In a recent article, I endorsed the long-standing “rule” that a spec script should never be more than 120 pages in length, a position that a number of my readers -- who I assume are spec-script writers that have had their overlong pieces rejected -- took exception to. As objectors to this rule often do, they cited a number of wonderful films that run longer than two hours and so, given the old rule of thumb that one page of script equals one minute of script time (which is, by the way, pretty darn accurate), must have had screenplays longer than 120 pages: The Godfather, Pulp Fiction, The Dark Knight, etc. My readers are correct -- these are all great movies with screenplays much longer than the accepted norm. However, they have overlooked one very important point -- none of these films began life as a spec.
Movies begin their journeys to the screen in a number of different ways -- as spec scripts from outside writers, as adaptations of best-selling material from other media (books, plays, comics, old TV shows) to which a studio or producer has acquired the rights, or as properties developed by talent (actors and directors) as projects for themselves. If a project begins life in one of the latter two ways, then the script “rules” tend to be loosened. If it takes three hours to tell the story of a particular best-selling novel, then a studio will let both the script and the film run that long (if doing so will make the film a gigantic hit). And if a highly sought-after star’s or director’s pet project runs long, the studio will allow it to run long in direct proportion to how much that particular talent’s name is worth at the box office.

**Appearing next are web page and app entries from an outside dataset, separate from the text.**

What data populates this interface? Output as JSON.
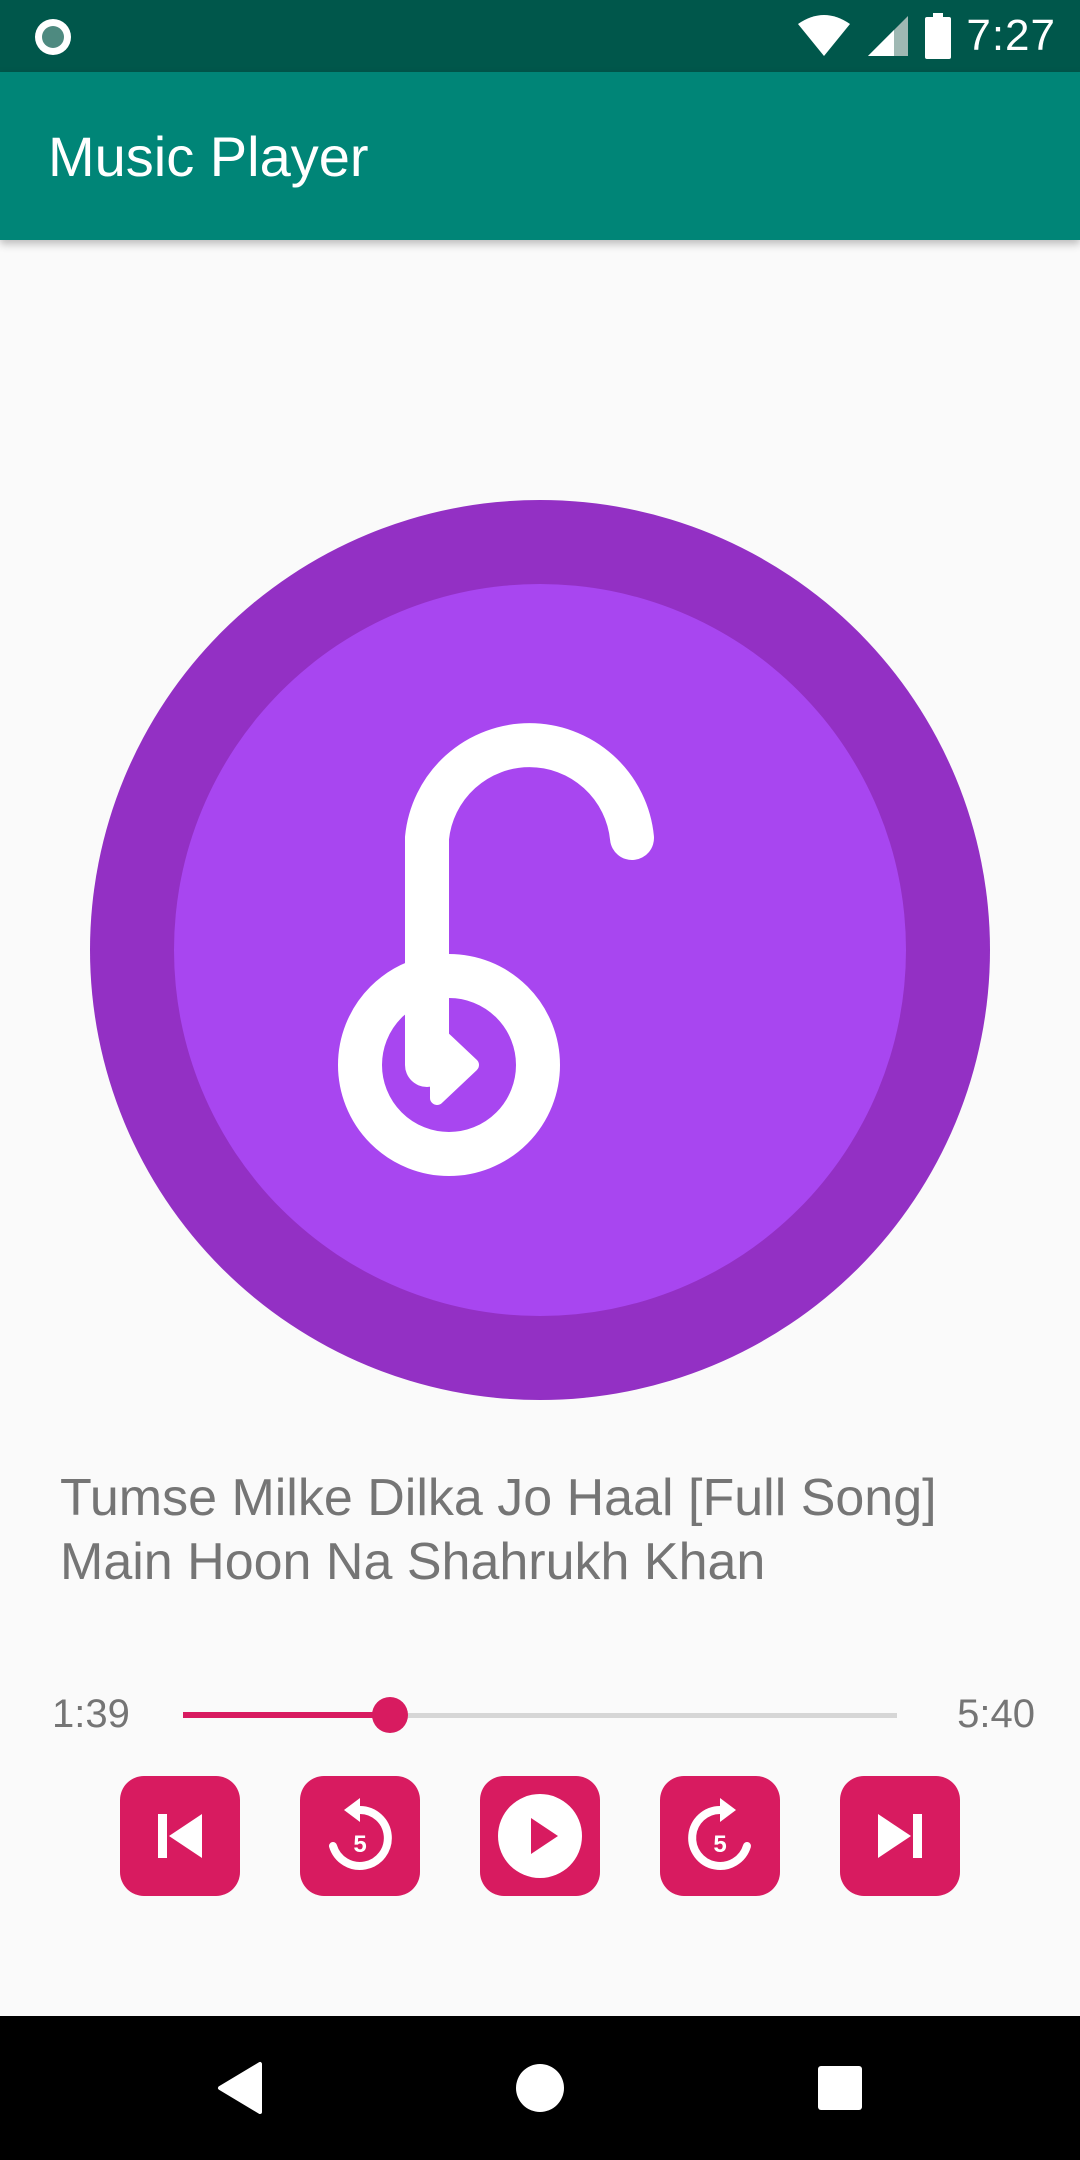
{
  "status_bar": {
    "time": "7:27",
    "icons": [
      "notification-dot-icon",
      "wifi-icon",
      "cellular-signal-icon",
      "battery-icon"
    ],
    "background_color": "#00574b"
  },
  "app_bar": {
    "title": "Music Player",
    "background_color": "#008577"
  },
  "player": {
    "album_art_icon": "music-note-play-icon",
    "album_art_colors": {
      "outer": "#9330c4",
      "inner": "#a846f0"
    },
    "song_title": "Tumse Milke Dilka Jo Haal [Full Song] Main Hoon Na Shahrukh Khan",
    "elapsed_time": "1:39",
    "total_time": "5:40",
    "progress_fraction": 0.29,
    "accent_color": "#d81b60",
    "rewind_seconds": "5",
    "forward_seconds": "5",
    "controls": [
      "skip-previous-icon",
      "rewind-5-icon",
      "play-icon",
      "forward-5-icon",
      "skip-next-icon"
    ]
  },
  "nav_bar": {
    "buttons": [
      "back-icon",
      "home-icon",
      "recents-icon"
    ]
  }
}
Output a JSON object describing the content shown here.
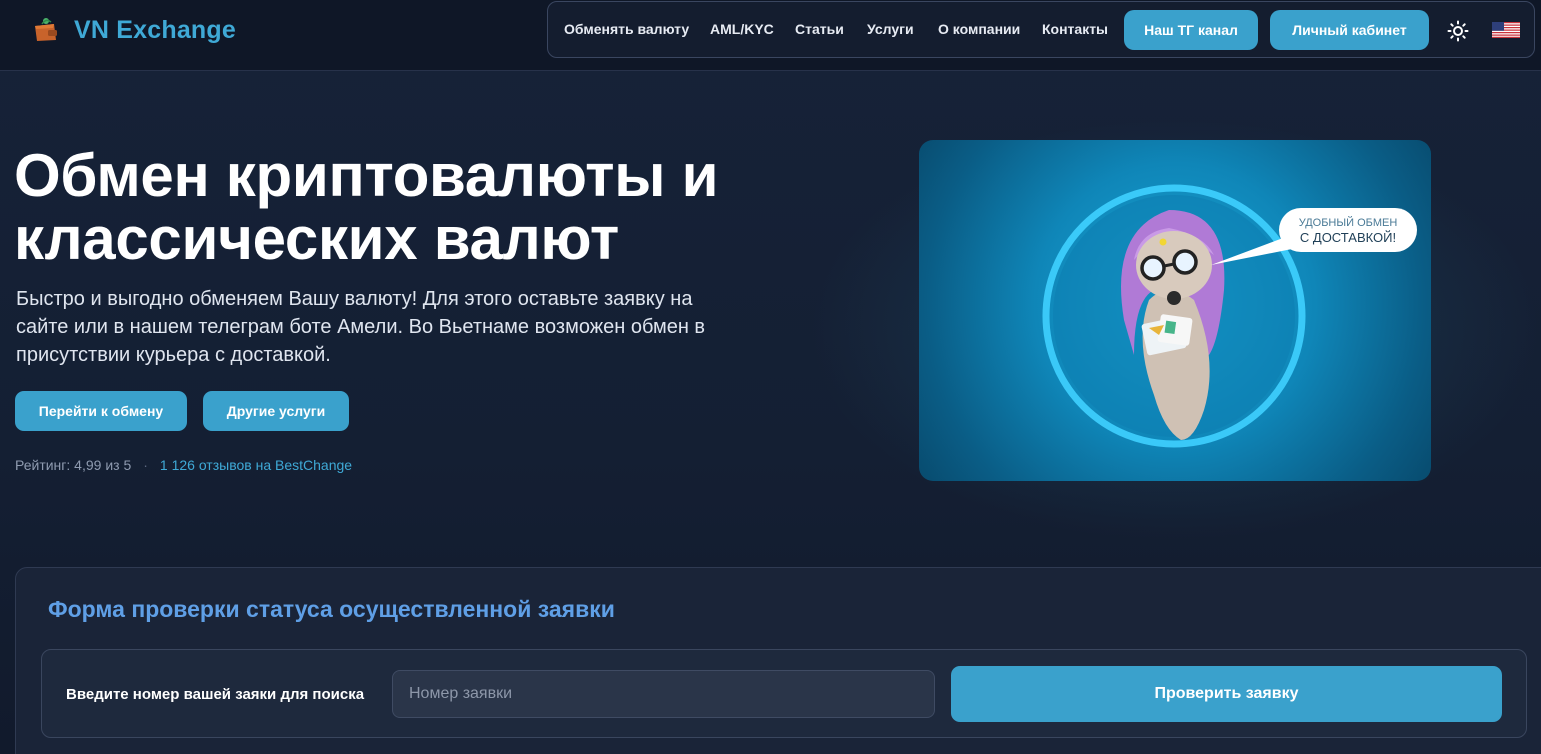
{
  "header": {
    "brand": "VN Exchange",
    "nav": [
      {
        "label": "Обменять валюту"
      },
      {
        "label": "AML/KYC"
      },
      {
        "label": "Статьи"
      },
      {
        "label": "Услуги"
      },
      {
        "label": "О компании"
      },
      {
        "label": "Контакты"
      }
    ],
    "tg_button": "Наш ТГ канал",
    "cabinet_button": "Личный кабинет",
    "theme_icon": "sun-icon",
    "language_icon": "us-flag-icon"
  },
  "hero": {
    "title": "Обмен криптовалюты и классических валют",
    "subtitle": "Быстро и выгодно обменяем Вашу валюту! Для этого оставьте заявку на сайте или в нашем телеграм боте Амели. Во Вьетнаме возможен обмен в присутствии курьера с доставкой.",
    "primary_button": "Перейти к обмену",
    "secondary_button": "Другие услуги",
    "rating": "Рейтинг: 4,99 из 5",
    "separator": "·",
    "reviews": "1 126 отзывов на BestChange",
    "bubble_line1": "УДОБНЫЙ ОБМЕН",
    "bubble_line2": "С ДОСТАВКОЙ!"
  },
  "status_form": {
    "title": "Форма проверки статуса осуществленной заявки",
    "label": "Введите номер вашей заяки для поиска",
    "input_placeholder": "Номер заявки",
    "input_value": "",
    "submit_button": "Проверить заявку"
  },
  "colors": {
    "accent": "#3aa1cc",
    "brand": "#3fa9d6",
    "form_title": "#5f9fe6",
    "background": "#141f33"
  }
}
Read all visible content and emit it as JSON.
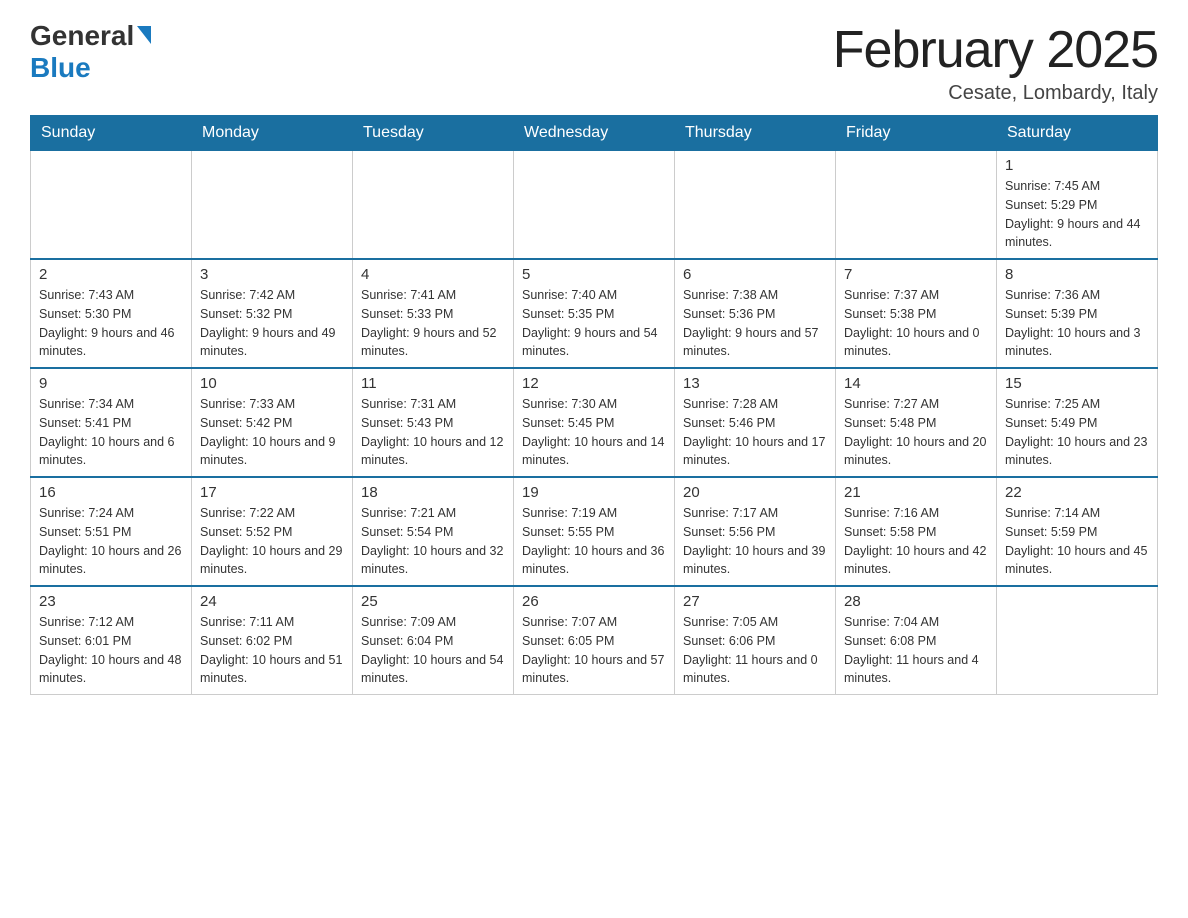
{
  "header": {
    "logo_general": "General",
    "logo_blue": "Blue",
    "month_title": "February 2025",
    "location": "Cesate, Lombardy, Italy"
  },
  "weekdays": [
    "Sunday",
    "Monday",
    "Tuesday",
    "Wednesday",
    "Thursday",
    "Friday",
    "Saturday"
  ],
  "weeks": [
    {
      "days": [
        {
          "num": "",
          "info": ""
        },
        {
          "num": "",
          "info": ""
        },
        {
          "num": "",
          "info": ""
        },
        {
          "num": "",
          "info": ""
        },
        {
          "num": "",
          "info": ""
        },
        {
          "num": "",
          "info": ""
        },
        {
          "num": "1",
          "info": "Sunrise: 7:45 AM\nSunset: 5:29 PM\nDaylight: 9 hours and 44 minutes."
        }
      ]
    },
    {
      "days": [
        {
          "num": "2",
          "info": "Sunrise: 7:43 AM\nSunset: 5:30 PM\nDaylight: 9 hours and 46 minutes."
        },
        {
          "num": "3",
          "info": "Sunrise: 7:42 AM\nSunset: 5:32 PM\nDaylight: 9 hours and 49 minutes."
        },
        {
          "num": "4",
          "info": "Sunrise: 7:41 AM\nSunset: 5:33 PM\nDaylight: 9 hours and 52 minutes."
        },
        {
          "num": "5",
          "info": "Sunrise: 7:40 AM\nSunset: 5:35 PM\nDaylight: 9 hours and 54 minutes."
        },
        {
          "num": "6",
          "info": "Sunrise: 7:38 AM\nSunset: 5:36 PM\nDaylight: 9 hours and 57 minutes."
        },
        {
          "num": "7",
          "info": "Sunrise: 7:37 AM\nSunset: 5:38 PM\nDaylight: 10 hours and 0 minutes."
        },
        {
          "num": "8",
          "info": "Sunrise: 7:36 AM\nSunset: 5:39 PM\nDaylight: 10 hours and 3 minutes."
        }
      ]
    },
    {
      "days": [
        {
          "num": "9",
          "info": "Sunrise: 7:34 AM\nSunset: 5:41 PM\nDaylight: 10 hours and 6 minutes."
        },
        {
          "num": "10",
          "info": "Sunrise: 7:33 AM\nSunset: 5:42 PM\nDaylight: 10 hours and 9 minutes."
        },
        {
          "num": "11",
          "info": "Sunrise: 7:31 AM\nSunset: 5:43 PM\nDaylight: 10 hours and 12 minutes."
        },
        {
          "num": "12",
          "info": "Sunrise: 7:30 AM\nSunset: 5:45 PM\nDaylight: 10 hours and 14 minutes."
        },
        {
          "num": "13",
          "info": "Sunrise: 7:28 AM\nSunset: 5:46 PM\nDaylight: 10 hours and 17 minutes."
        },
        {
          "num": "14",
          "info": "Sunrise: 7:27 AM\nSunset: 5:48 PM\nDaylight: 10 hours and 20 minutes."
        },
        {
          "num": "15",
          "info": "Sunrise: 7:25 AM\nSunset: 5:49 PM\nDaylight: 10 hours and 23 minutes."
        }
      ]
    },
    {
      "days": [
        {
          "num": "16",
          "info": "Sunrise: 7:24 AM\nSunset: 5:51 PM\nDaylight: 10 hours and 26 minutes."
        },
        {
          "num": "17",
          "info": "Sunrise: 7:22 AM\nSunset: 5:52 PM\nDaylight: 10 hours and 29 minutes."
        },
        {
          "num": "18",
          "info": "Sunrise: 7:21 AM\nSunset: 5:54 PM\nDaylight: 10 hours and 32 minutes."
        },
        {
          "num": "19",
          "info": "Sunrise: 7:19 AM\nSunset: 5:55 PM\nDaylight: 10 hours and 36 minutes."
        },
        {
          "num": "20",
          "info": "Sunrise: 7:17 AM\nSunset: 5:56 PM\nDaylight: 10 hours and 39 minutes."
        },
        {
          "num": "21",
          "info": "Sunrise: 7:16 AM\nSunset: 5:58 PM\nDaylight: 10 hours and 42 minutes."
        },
        {
          "num": "22",
          "info": "Sunrise: 7:14 AM\nSunset: 5:59 PM\nDaylight: 10 hours and 45 minutes."
        }
      ]
    },
    {
      "days": [
        {
          "num": "23",
          "info": "Sunrise: 7:12 AM\nSunset: 6:01 PM\nDaylight: 10 hours and 48 minutes."
        },
        {
          "num": "24",
          "info": "Sunrise: 7:11 AM\nSunset: 6:02 PM\nDaylight: 10 hours and 51 minutes."
        },
        {
          "num": "25",
          "info": "Sunrise: 7:09 AM\nSunset: 6:04 PM\nDaylight: 10 hours and 54 minutes."
        },
        {
          "num": "26",
          "info": "Sunrise: 7:07 AM\nSunset: 6:05 PM\nDaylight: 10 hours and 57 minutes."
        },
        {
          "num": "27",
          "info": "Sunrise: 7:05 AM\nSunset: 6:06 PM\nDaylight: 11 hours and 0 minutes."
        },
        {
          "num": "28",
          "info": "Sunrise: 7:04 AM\nSunset: 6:08 PM\nDaylight: 11 hours and 4 minutes."
        },
        {
          "num": "",
          "info": ""
        }
      ]
    }
  ]
}
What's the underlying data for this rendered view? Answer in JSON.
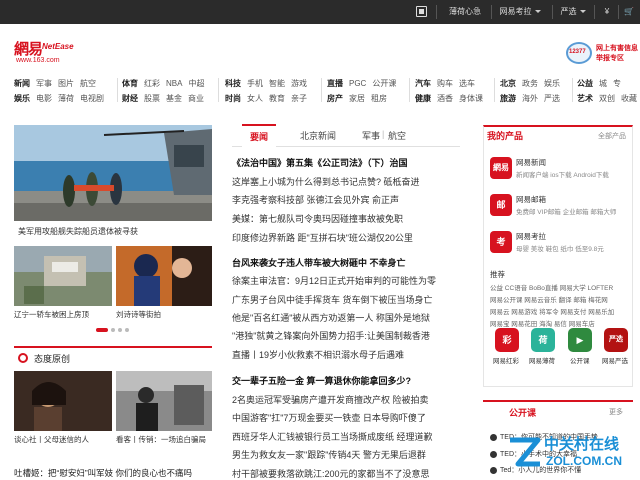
{
  "topbar": {
    "items": [
      "薄荷心急",
      "网易考拉",
      "严选"
    ]
  },
  "logo": {
    "cn": "網易",
    "en": "NetEase",
    "url": "www.163.com"
  },
  "report": {
    "badge": "12377",
    "line1": "网上有害信息",
    "line2": "举报专区"
  },
  "nav": {
    "g1": {
      "row1": [
        "新闻",
        "军事",
        "图片",
        "航空"
      ],
      "row2": [
        "娱乐",
        "电影",
        "薄荷",
        "电视剧"
      ]
    },
    "g2": {
      "row1": [
        "体育",
        "红彩",
        "NBA",
        "中超"
      ],
      "row2": [
        "财经",
        "股票",
        "基金",
        "商业"
      ]
    },
    "g3": {
      "row1": [
        "科技",
        "手机",
        "智能",
        "游戏"
      ],
      "row2": [
        "时尚",
        "女人",
        "教育",
        "亲子"
      ]
    },
    "g4": {
      "row1": [
        "直播",
        "PGC",
        "公开课"
      ],
      "row2": [
        "房产",
        "家居",
        "租房"
      ]
    },
    "g5": {
      "row1": [
        "汽车",
        "购车",
        "选车"
      ],
      "row2": [
        "健康",
        "酒香",
        "身体课"
      ]
    },
    "g6": {
      "row1": [
        "北京",
        "政务",
        "娱乐"
      ],
      "row2": [
        "旅游",
        "海外",
        "严选"
      ]
    },
    "g7": {
      "row1": [
        "公益",
        "城",
        "专"
      ],
      "row2": [
        "艺术",
        "双创",
        "收藏"
      ]
    }
  },
  "left": {
    "hero_caption": "美军用攻船舰失踪船员遗体被寻获",
    "thumb1_caption": "辽宁一轿车被困上房顶",
    "thumb2_caption": "刘诗诗等街拍",
    "section_title": "态度原创",
    "thumb3_caption": "谈心社丨父母迷信的人",
    "thumb4_caption": "看客丨传销：一场追白骗局",
    "headline": "吐槽姬：把“慰安妇”叫军妓 你们的良心也不痛吗"
  },
  "middle": {
    "tabs": [
      "要闻",
      "北京新闻",
      "军事",
      "航空"
    ],
    "news": [
      {
        "text": "《法治中国》第五集《公正司法》（下）治国",
        "bold": true
      },
      {
        "text": "这岸塞上小城为什么得到总书记点赞? 砥柢奋进",
        "bold": false
      },
      {
        "text": "李克强考察科技部 张德江会见外宾 俞正声",
        "bold": false
      },
      {
        "text": "美媒：第七舰队司令奥玛因碰撞事故被免职",
        "bold": false
      },
      {
        "text": "印度修边界新路 距\"互拼石块\"班公湖仅20公里",
        "bold": false
      },
      {
        "text": "台风来袭女子违人带车被大树砸中 不幸身亡",
        "bold": true
      },
      {
        "text": "徐案主审法官：9月12日正式开始审判的可能性为零",
        "bold": false
      },
      {
        "text": "广东男子台风中徒手挥货车 货车倒下被压当场身亡",
        "bold": false
      },
      {
        "text": "他是\"百名红通\"被从西方劝返第一人 称国外是地狱",
        "bold": false
      },
      {
        "text": "\"港独\"就黄之锋案向外国势力招手:让美国制裁香港",
        "bold": false
      },
      {
        "text": "直播丨19岁小伙救素不相识溺水母子后遇难",
        "bold": false
      },
      {
        "text": "交一辈子五险一金 算一算退休你能拿回多少?",
        "bold": true
      },
      {
        "text": "2名奥运冠军受骗房产遭开发商擅改产权 险被拍卖",
        "bold": false
      },
      {
        "text": "中国游客\"扛\"7万现金要买一铁壶 日本导购吓傻了",
        "bold": false
      },
      {
        "text": "西班牙华人汇钱被银行员工当场撕成废纸 经理道歉",
        "bold": false
      },
      {
        "text": "男生为救女友一家\"跟踪\"传销4天 警方无果后退群",
        "bold": false
      },
      {
        "text": "村干部被要救落欲跳江:200元的家都当不了没意思",
        "bold": false
      }
    ]
  },
  "right": {
    "title": "我的产品",
    "more": "全部产品",
    "products": [
      {
        "icon": "網易",
        "name": "网易新闻",
        "sub": "新闻客户端 ios下载 Android下载"
      },
      {
        "icon": "邮",
        "name": "网易邮箱",
        "sub": "免费邮 VIP邮箱 企业邮箱 邮箱大师"
      },
      {
        "icon": "考",
        "name": "网易考拉",
        "sub": "母婴 美妆 鞋包 纸巾 低至9.8元"
      }
    ],
    "rec_title": "推荐",
    "rec_lines": [
      "公益  CC语音  BoBo直播  网易大学  LOFTER",
      "网易公开课  网易云音乐  翻译  邮箱  梅花网",
      "网易云  网易游戏  将军令  网易支付  网易乐加",
      "网易宝  网易花田  海淘  易信  网易车店"
    ],
    "apps": [
      {
        "label": "网易红彩",
        "icon": "彩",
        "color": "#d7121f"
      },
      {
        "label": "网易薄荷",
        "icon": "荷",
        "color": "#2bb39a"
      },
      {
        "label": "公开课",
        "icon": "▶",
        "color": "#2f8a3f"
      },
      {
        "label": "网易严选",
        "icon": "严选",
        "color": "#b31212"
      }
    ],
    "open_title": "公开课",
    "open_more": "更多",
    "open_items": [
      "TED：你可能不知道的中国手势",
      "TED：小手术中的大幸福",
      "Ted：小人儿的世界你不懂"
    ]
  },
  "watermark": {
    "line1": "中关村在线",
    "line2": "ZOL.COM.CN"
  }
}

But when it comes to original pieces of material, the rules tend to be adhered to pretty strictly (at least in the initial evaluation stage). Besides the usual concerns about budgets (the cost of a film rises exponentially the longer it runs) and the desire to make movies as short a possible (so that they can be screened as many times a day as possible), there is another and I think extremely legitimate reason for this.
A spec script is an original story conceived directly for the screen. To attempt one, a writer needs to have a firm understanding of the parameters of cinematic storytelling. For many reasons, both creative and practical, it is generally accepted that the running time of the average commercial narrative film should be somewhere between 90 and 120 minutes, so a screenwriter needs to figure out how to tell his/her story in that amount of time. The existence of the thousands and thousands of feature films made over the past 90 years proves it is possible to do so, and numerous paradigms and guidelines have emerged that, if followed, can help a writer get the job done. So when anyone involved in motion picture story development picks up a script that runs longer than 120 pages, he or she is going to assume that the writer couldn’t get the job done and that the script is either going to be poorly structured or contain lots of extraneous material -- or both. And 99 times out of 100, that development professional is going to be right.
Now, you may indeed have a story that truly justifies a page-length longer than 120 pages and if you do, then the reader will recognize this and is not going to penalize you for running long -- after all, a great story is a great story. But just make sure that you aren’t fooling yourself, because I warn you that in all of the years that I have been reading and analyzing specs, I have only once come across one that ran longer than 120 pages and deserved to. The rest all needed to be seriously restructured or else have 10 or 15 pages chopped out of them.
Ultimately I think the lesson here is that you have to be as ruthless in editing and streamlining your work as you possibly can be, because if you don’t, someone else will be. The difference is that if you do it, you’ll end up with a leaner, tighter, and probably better script. If someone else does it, all you’ll end up with is a PASS. As my old high school English teacher, Sister Catherine, always used to say: “Brevity is a virtue.” And, as she also used to say: “Listen to Sister Catherine.”